**DIRECTIONS FOR THIS TASK:** Within the data below, how many lines contain "value"? Reply with the number only.

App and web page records

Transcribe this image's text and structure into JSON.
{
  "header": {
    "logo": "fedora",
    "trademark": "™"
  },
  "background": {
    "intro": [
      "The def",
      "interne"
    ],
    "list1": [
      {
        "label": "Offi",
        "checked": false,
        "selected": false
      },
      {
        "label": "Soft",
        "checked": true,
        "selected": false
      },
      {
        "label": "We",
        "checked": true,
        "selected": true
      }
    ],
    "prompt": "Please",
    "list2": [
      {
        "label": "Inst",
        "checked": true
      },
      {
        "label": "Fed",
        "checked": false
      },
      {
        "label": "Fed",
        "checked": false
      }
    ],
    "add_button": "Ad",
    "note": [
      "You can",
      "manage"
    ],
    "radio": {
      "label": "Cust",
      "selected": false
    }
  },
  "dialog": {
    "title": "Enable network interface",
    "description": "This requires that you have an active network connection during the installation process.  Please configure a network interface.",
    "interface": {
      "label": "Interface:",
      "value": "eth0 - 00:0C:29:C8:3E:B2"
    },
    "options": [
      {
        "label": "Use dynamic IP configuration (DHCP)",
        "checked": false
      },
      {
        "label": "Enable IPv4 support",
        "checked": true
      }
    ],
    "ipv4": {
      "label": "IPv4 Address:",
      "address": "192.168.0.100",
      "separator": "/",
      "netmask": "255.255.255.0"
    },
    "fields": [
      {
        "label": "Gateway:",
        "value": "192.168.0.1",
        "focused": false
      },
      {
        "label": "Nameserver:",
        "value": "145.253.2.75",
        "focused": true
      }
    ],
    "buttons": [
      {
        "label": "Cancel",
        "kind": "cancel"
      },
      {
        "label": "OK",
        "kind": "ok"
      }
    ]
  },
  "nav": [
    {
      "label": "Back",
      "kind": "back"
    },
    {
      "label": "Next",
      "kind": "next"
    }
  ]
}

**SOLUTION TO THE EXERCISE:** 3